Every year, the Marketing Department and Management Board of Wolf GmbH, a systems supplier for heating, ventilation, air-conditioning and solar technology based in Mainburg, Lower Bavaria, develop a motto that aims to give employees orientation and motivation. “Courage to embrace change”, the message for 2016, could not be more appropriate with regard to the purchase of the company’s first robot industrial truck.
From idea to innovation
There are transport tasks at Wolf that are constantly repeated. These include the transportation of pallets of finished goods in the shipping area between block storage and the transfer point in front of the truck ramps. “To further increase the efficiency of our plant logistics we were looking for a solution for this clearly defined, high repetitive standard task that involved covering a longer distance. It was roughly one year ago that we began talking to our industrial truck supplier, Linde authorised dealer Beutlhauser-Bassewitz,” reports Roman Feigl, Head of Logistics at Wolf GmbH.
We were convinced by the machines’ geoguidance orientation system, which did not require additional infrastructure.
Roman Feigl, Head of Logistics at Wolf GmbH
At that time, Linde Material Handling had just put the first machines in its robotics range on the market. Feigl explains: “We were convinced by the machines’ geoguidance orientation system, which did not require additional infrastructure. That’s a considerable advantage over other solutions, because it offers great flexibility and can be easily adapted to new routes and tasks at any time.” Another argument in favour of the system was the fact that its automated trucks are based on the respective Linde standard vehicles with additional options such as Linde BlueSpot.
Furthermore, the Linde-MATIC models also offer “driven by Balyo” using navigation lasers, safety scanners at front and rear, 3D cameras or safety lasers, a computer module with 7-inch LCD screen as well as visual and acoustic warning devices plus emergency stop switches on both sides. As a result of these innovative features the machines can work alongside people or other vehicles in the same surroundings. Obstacles are detected in real time.

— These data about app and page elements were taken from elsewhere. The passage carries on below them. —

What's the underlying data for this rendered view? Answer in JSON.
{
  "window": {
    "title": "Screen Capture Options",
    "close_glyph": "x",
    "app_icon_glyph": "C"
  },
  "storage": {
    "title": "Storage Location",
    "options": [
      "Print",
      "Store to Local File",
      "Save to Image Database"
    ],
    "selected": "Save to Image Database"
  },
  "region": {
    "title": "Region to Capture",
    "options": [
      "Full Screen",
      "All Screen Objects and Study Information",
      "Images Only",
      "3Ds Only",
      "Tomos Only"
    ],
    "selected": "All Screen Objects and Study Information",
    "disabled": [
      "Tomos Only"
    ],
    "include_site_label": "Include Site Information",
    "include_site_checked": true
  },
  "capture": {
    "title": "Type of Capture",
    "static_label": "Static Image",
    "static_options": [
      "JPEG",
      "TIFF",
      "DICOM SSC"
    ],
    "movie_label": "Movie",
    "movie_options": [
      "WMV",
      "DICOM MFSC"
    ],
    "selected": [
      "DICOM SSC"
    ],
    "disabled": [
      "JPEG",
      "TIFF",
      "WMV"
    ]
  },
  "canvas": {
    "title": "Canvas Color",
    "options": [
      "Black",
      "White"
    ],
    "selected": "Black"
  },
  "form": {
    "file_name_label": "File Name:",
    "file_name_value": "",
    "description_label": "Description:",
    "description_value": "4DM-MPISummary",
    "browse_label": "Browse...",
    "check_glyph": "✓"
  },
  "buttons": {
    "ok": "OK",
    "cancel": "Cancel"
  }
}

Swift on-site installation
After several months of joint project work with Matthias Engelbrecht, sales consultant at Beutlhauser-Bassewitz, and Thomas Weisheit, Business Development Automation in Marketing Germany at Linde Material Handling, everything was ready on 5 April 2016. The ordered L-MATIC high-lift truck was delivered to its future deployment location by truck. The roller conveyor had already been installed one week earlier. It serves as a material buffer in the new logistics process. On one side, a forklift loads the roller conveyor with pallets; on the other, the robotic high-lift truck accepts these pallets one by one and takes them to the defined destination location.
Installation began immediately after the equipment’s arrival at Wolf. First of all, an application engineer manually led the truck through the shipping hall and mapped all the immovable objects in the area using the camera fitted in the vehicle. In the next step, the resulting two-dimensional map of the building was cleaned up, because it should only contain the elements that enable the vehicle to constantly determine its position, i.e. walls, columns and shelves. This was followed by a third step that involves “training” the routes or tracks as well as the rules the vehicle uses to move around its surroundings.
Reliable and safe
“The commissioning process was a highlight for the whole company,” says Christian Amann, Managing Director Production & IT at Wolf GmbH, with a smile. “The novelty of a system moving around fully autonomously without drivers attracted a great deal of interest and numerous onlookers.” The installation was followed over the coming day not only with trials with various packages, but also brake tests and additional safety checks, adjustments and system optimisations. After all, pedestrians and operators of various warehouse machines also cross the routes used by the Linde L-MATIC truck. “We give safety absolute priority, which is why, on the one hand, we have defined clear transport rules for warehouse employees and, on the other, pay attention that the robotic devices offer correspondingly high transport safety standards,” stresses Amann.
Once the materials are separated, a cellulous pulp, often referred to as ‘pasta’, is then created from the paper in large vats. The pulp is then converted to cardboard in a machine measuring 45 metres in length. What comes out at the end of this production line is paper rolls – ‘bobinas’ – weighing 25 tonnes with a width of 4 meters and a roll length of 20,000 metres. They are giant products which are cut down into smaller rolls using other machines on the basis of customer orders. But even these rolls are still quite sizeable, with diameters measuring at least 1 metre. Robust forklift trucks with powerful roll clamps are a must for transporting the rolls.